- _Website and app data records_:
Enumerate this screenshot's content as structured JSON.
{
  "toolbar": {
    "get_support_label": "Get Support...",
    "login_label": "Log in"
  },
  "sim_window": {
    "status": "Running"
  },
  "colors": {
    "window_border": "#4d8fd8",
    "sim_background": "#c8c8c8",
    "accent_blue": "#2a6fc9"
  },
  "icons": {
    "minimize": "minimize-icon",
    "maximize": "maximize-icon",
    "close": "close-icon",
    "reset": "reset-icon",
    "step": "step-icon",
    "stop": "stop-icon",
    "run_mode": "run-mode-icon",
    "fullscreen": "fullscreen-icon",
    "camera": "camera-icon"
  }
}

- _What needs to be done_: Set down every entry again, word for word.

- _Problem solution_:
Enumerate this screenshot's content as structured JSON.
{
  "toolbar": {
    "get_support_label": "Get Support...",
    "login_label": "Log in"
  },
  "sim_window": {
    "status": "Running"
  },
  "colors": {
    "window_border": "#4d8fd8",
    "sim_background": "#c8c8c8",
    "accent_blue": "#2a6fc9"
  },
  "icons": {
    "minimize": "minimize-icon",
    "maximize": "maximize-icon",
    "close": "close-icon",
    "reset": "reset-icon",
    "step": "step-icon",
    "stop": "stop-icon",
    "run_mode": "run-mode-icon",
    "fullscreen": "fullscreen-icon",
    "camera": "camera-icon"
  }
}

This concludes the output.